PROBLEM TO SOLVE: Gather all lines in the records below that include the word "JSON".

[Dataset rows describing interfaces]

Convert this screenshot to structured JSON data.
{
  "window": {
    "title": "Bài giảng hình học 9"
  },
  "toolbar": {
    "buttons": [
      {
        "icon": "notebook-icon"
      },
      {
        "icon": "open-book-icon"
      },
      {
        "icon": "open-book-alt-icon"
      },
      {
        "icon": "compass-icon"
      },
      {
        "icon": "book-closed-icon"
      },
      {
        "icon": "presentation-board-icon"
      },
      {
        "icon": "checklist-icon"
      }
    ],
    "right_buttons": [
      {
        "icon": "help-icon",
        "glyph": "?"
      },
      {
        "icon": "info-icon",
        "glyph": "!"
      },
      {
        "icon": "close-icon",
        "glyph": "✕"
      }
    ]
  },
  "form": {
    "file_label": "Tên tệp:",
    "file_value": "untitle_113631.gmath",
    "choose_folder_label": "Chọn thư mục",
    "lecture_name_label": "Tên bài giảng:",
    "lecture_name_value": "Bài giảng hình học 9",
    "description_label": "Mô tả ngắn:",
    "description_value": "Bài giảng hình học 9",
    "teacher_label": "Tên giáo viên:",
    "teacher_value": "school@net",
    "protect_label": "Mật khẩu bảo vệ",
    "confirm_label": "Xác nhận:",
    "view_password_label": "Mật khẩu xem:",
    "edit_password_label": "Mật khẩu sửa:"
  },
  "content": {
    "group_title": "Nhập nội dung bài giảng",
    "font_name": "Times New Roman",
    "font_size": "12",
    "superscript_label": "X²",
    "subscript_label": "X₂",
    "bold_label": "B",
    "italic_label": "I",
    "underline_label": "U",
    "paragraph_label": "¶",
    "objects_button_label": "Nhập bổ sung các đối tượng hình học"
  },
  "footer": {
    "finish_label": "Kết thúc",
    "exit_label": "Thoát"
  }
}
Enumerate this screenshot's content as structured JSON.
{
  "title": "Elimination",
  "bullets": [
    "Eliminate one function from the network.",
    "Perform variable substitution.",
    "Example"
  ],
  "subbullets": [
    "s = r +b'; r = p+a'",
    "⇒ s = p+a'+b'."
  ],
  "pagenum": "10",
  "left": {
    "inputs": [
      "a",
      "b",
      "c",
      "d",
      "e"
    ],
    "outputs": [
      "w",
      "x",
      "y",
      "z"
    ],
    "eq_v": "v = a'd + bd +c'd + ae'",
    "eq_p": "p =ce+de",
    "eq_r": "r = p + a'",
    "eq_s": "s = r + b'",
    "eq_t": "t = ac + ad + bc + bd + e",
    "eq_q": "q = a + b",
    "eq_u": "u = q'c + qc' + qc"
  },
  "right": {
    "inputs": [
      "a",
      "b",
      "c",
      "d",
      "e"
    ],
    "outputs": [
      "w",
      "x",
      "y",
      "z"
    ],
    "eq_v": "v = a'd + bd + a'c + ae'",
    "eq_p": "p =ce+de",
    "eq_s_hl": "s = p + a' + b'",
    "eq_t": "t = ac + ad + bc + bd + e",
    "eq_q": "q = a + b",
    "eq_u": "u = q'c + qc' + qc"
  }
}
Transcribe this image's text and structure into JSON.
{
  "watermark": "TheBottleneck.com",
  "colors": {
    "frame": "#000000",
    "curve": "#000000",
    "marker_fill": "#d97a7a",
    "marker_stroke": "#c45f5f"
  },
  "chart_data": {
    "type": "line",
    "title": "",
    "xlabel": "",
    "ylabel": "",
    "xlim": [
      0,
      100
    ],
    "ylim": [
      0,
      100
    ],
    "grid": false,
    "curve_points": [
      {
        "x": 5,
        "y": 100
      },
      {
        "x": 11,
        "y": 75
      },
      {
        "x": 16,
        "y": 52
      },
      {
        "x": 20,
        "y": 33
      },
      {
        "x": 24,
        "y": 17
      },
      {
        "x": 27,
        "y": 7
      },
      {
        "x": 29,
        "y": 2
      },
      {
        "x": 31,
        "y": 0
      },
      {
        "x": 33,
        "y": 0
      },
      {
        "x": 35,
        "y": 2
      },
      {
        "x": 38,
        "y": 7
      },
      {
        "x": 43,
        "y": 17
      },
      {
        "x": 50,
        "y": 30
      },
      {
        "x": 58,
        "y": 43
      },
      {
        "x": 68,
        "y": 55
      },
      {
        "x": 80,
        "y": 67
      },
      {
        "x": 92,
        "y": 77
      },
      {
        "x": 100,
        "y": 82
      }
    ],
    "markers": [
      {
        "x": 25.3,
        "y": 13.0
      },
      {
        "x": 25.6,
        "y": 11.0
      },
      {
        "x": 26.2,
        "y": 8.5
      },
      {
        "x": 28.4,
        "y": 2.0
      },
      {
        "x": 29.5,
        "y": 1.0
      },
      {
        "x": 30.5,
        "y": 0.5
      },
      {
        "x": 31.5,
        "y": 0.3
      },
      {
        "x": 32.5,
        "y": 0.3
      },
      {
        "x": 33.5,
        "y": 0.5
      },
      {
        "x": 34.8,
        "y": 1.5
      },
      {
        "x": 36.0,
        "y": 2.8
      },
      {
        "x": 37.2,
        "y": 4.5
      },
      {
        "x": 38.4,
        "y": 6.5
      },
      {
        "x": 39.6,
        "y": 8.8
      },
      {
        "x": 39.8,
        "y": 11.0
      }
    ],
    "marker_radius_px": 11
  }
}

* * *

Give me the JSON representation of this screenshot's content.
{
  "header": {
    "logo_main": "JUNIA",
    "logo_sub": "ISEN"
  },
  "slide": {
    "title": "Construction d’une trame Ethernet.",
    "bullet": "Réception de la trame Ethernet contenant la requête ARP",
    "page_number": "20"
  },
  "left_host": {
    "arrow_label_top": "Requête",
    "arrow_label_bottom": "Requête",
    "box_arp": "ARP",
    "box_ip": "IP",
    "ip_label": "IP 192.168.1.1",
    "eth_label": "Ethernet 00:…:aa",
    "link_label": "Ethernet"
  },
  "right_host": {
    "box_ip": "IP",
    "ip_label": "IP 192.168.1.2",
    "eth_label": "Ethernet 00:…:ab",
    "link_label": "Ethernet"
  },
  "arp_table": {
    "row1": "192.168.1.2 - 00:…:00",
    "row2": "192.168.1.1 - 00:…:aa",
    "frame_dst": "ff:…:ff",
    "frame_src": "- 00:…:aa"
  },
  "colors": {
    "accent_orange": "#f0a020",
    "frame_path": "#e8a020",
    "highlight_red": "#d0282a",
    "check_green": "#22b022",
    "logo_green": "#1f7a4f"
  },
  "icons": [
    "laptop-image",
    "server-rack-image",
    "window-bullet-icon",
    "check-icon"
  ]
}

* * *

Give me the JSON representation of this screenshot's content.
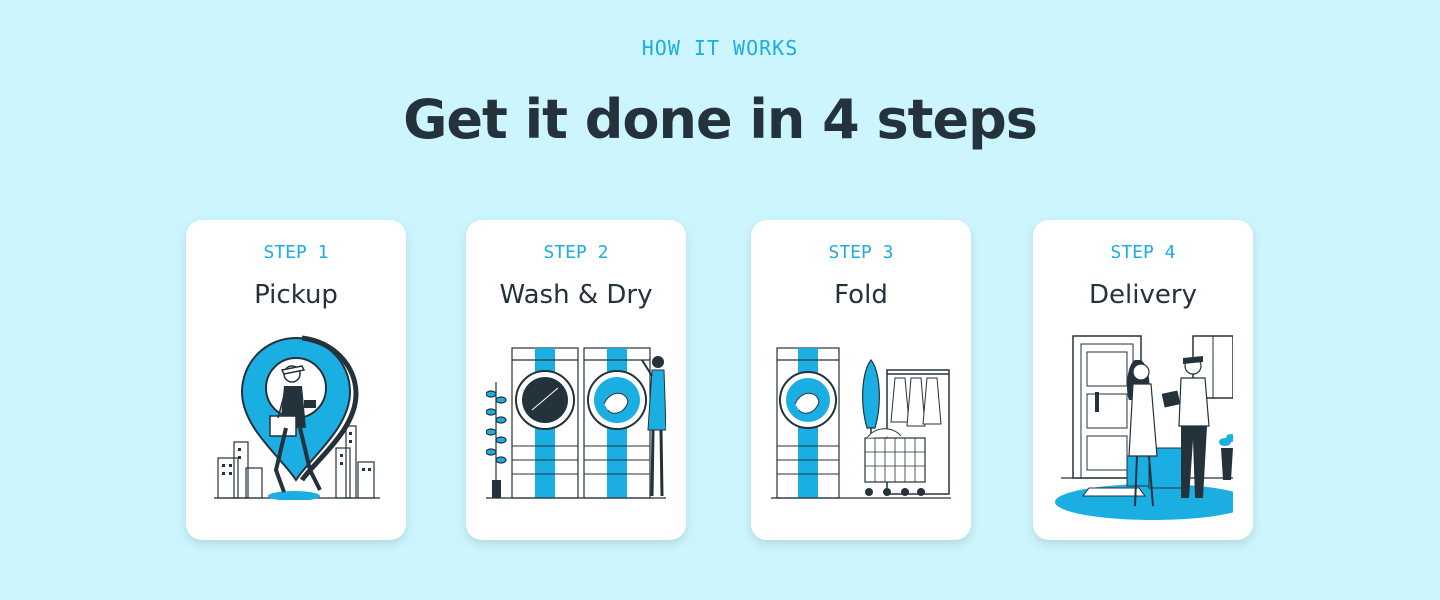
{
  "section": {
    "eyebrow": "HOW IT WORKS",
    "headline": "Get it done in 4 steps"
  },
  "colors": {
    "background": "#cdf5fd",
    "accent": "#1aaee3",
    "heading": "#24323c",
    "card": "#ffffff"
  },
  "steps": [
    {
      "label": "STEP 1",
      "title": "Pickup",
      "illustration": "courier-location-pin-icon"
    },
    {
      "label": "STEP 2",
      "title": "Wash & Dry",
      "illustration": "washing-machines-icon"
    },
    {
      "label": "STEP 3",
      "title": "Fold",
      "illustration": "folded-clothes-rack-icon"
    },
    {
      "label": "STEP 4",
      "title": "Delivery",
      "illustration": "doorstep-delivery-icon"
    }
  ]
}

RESULT:
Convert this screenshot to structured JSON data.
Enumerate this screenshot's content as structured JSON.
Transcribe this image's text and structure into JSON.
Give me the JSON representation of this screenshot's content.
Give me the JSON representation of this screenshot's content.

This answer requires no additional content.